The government says its programmes are "helping more people than ever before access vital support."
Brighton and Hove council said it is "determined" to prevent further deaths.
Homeless deaths in Dorset
Homeless deaths in Hampshire
Homeless deaths in Thames Valley
Homeless deaths in Brighton & Hove
The ONS found that deaths overall had increased by 22% in 2018.
Two in five of these fatalities were found to be drug related, compared to just 16 per cent in the population as a whole.
There were 33 deaths in the Meridian region during that period, including 9 in Dorset and 12 in Hampshire.
There was however a fall in the number of deaths in the Thames Valley, down 3 to 16 on 2017.
Opiates, including heroin and morphine, were found to the most common substances listed on the death certificates of homeless people.
Stats are "shocking" says Brighton and Hove council
Brighton & Hove Council, which has seen a sharp increase over the last four years, said the new figures show "the tragic human toll" of homelessness.
It says it has a "welfare first" approach, with services "co-ordinated" across the city.
In Brighton & Hove, we understand the seriousness of each and every death. We are one of the first local authorities to set up a mortality review process which began in April this year. An investigation is now carried out following the death of anyone who rough sleeping, accommodated in emergency or temporary accommodation or living in supported housing designed to meet the needs of single homeless and previously rough sleeping people. We will make sure the findings are used to develop help for those in need."
Figures are "worrying" says LGA
Responding to the announcement, the LGA described the figures as "worrying".
Cllr David Renard called on the government to "provide councils with a long-term sustainable funding solution" to reduce homelessness.
He said that better funding for public health was required.
With two in five deaths related to drug poisoning, [we need to] adequately fund public health services so that councils can invest in drug and alcohol treatment services to make sure people get the support they need.
He also called on the government to "adapt welfare reforms to protect families at risk of becoming homeless, and give councils the powers to invest in new homes for those that need them, such as through reforming the Right to Buy scheme to enable councils to keep all sales receipts and set discounts locally.”
"Much more to do" says government
The government said the statistics are a "sombre reminder that there is still much more to do" on homelessness and rough sleeping.
The Department for Housing, Communities and Local Governments says that they are currently undertaking a "comprehensive review" of drug policy which "will help protest the most vulnerable."
We are also investing £1.2bn to tackle all forms of homelessness and have made the most ambitious change to legislation in a decade. This is helping more people than ever before access vital support to prevent them from becoming homeless in the first place."

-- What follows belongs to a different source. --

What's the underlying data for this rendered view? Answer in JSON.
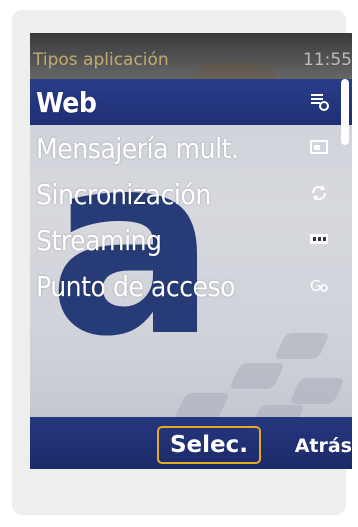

They added that they are working "tirelessly" to provide the right advice and support to get people off the streets.